In 1993, Williams took the helm of the American Battle Monuments Commission’s National World War II Memorial Site and Design Committee, leading with unwavering commitment. His pivotal role in shaping the memorial’s vision and execution earned him the well-deserved title of the “Father of the World War II Memorial.”

The National World War II Memorial in Washington is perhaps the greatest symbol and spiritual gathering place of the freedoms and protections we enjoy today. The memorial honors the 16 million who served in the U.S. armed forces during World War II, the more than 400,000 who died, and the millions who supported the war effort from home.

Symbolic of the defining event of the 20th century, the memorial is a monument to the spirit, sacrifice and commitment of the American people to the common defense of the nation and the broader causes of peace and freedom from tyranny throughout the world.

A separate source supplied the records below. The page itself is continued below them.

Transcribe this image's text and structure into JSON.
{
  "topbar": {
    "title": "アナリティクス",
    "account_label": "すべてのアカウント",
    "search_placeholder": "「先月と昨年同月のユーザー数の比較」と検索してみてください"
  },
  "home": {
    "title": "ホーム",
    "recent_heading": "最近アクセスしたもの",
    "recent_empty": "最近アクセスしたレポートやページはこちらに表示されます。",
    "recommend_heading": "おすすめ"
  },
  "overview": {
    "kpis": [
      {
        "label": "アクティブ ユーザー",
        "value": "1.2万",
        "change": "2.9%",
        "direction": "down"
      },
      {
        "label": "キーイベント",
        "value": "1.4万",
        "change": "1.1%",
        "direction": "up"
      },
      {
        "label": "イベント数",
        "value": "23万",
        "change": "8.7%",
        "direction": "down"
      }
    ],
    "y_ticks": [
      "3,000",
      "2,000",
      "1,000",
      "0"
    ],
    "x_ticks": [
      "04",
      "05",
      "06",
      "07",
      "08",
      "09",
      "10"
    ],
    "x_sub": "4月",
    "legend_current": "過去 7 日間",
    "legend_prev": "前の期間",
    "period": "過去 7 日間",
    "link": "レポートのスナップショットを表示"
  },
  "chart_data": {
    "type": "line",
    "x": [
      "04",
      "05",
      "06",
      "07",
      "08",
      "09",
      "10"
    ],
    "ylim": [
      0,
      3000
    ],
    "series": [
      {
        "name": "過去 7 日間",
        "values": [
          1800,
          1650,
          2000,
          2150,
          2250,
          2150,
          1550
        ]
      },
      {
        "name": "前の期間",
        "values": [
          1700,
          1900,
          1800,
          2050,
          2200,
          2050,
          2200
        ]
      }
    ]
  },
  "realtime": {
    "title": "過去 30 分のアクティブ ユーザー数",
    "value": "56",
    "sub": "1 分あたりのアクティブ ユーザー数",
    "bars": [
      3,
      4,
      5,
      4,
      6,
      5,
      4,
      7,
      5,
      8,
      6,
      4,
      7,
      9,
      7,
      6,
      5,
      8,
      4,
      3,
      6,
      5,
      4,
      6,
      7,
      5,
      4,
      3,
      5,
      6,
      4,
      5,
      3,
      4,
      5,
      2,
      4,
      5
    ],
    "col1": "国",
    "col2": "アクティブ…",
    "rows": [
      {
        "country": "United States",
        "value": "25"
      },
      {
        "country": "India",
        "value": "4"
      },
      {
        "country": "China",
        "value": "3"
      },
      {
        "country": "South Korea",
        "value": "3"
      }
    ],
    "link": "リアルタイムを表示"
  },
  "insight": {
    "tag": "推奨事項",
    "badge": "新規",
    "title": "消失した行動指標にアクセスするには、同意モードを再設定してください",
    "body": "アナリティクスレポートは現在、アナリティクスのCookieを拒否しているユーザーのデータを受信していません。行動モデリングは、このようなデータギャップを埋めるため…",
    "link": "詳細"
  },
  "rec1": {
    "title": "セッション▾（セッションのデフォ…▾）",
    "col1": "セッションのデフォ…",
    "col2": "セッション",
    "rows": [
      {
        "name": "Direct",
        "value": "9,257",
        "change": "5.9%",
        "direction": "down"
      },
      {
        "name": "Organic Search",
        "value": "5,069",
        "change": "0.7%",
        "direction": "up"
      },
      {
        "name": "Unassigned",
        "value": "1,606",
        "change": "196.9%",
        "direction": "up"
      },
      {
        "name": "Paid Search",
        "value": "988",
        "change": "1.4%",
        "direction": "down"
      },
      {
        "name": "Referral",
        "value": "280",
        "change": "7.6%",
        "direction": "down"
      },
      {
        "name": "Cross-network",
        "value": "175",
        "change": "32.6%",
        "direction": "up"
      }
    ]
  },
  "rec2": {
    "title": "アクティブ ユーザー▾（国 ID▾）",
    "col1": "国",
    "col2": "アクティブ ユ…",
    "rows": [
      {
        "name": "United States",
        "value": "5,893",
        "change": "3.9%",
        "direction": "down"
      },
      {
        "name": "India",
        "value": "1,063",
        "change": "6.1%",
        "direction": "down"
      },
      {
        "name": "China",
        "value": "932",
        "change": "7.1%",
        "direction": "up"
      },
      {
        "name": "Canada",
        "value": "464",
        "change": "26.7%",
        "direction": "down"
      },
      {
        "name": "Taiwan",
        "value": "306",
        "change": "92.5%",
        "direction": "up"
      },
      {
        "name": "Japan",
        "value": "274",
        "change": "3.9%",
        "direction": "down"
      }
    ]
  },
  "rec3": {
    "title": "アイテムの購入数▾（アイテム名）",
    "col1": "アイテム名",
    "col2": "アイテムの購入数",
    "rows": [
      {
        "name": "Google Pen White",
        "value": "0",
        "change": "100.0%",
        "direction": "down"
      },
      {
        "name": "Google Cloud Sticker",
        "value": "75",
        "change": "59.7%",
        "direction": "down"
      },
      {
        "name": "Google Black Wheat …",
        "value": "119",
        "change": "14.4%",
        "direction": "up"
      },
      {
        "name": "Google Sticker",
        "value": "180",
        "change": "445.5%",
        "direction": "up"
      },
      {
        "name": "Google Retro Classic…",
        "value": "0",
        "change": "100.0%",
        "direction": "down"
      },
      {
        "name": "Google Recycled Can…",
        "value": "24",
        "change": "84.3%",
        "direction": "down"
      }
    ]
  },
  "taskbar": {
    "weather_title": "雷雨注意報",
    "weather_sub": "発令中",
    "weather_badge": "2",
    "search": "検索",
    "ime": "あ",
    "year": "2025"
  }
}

It inspires future generations, deepening their appreciation of what the World War II generation accomplished in securing freedom and democracy.

As with any public structure, the memorial needs continual repair and maintenance. It is only one of many memorials for which the National Park Service is responsible. It is the mission of Friends of the National World War II Memorial to focus solely on this memorial, its needs and the educational programming opportunities associated with it.

As such, Congress passed a law authorizing the U.S. Treasury to mint coins commemorating the memorial. Proceeds from the sale of the commemorative coins will be used to maintain and repair the memorial and for educational and commemorative programming.

These commemorative coins will serve as an essential representation of the spirit, sacrifice and commitment of the brave Americans who fought to defend the nation and advance peace and freedom worldwide. The sale proceeds will go to the Friends of the National World War II Memorial.

The Greatest Generation was the last to fight in a world war. With less than 120,000 of these treasured heroes still with us, let’s take a moment to remember and honor those who fought

Jane Droppa is the chair of the Friends of the National World War II Memorial in Washington. She wrote this for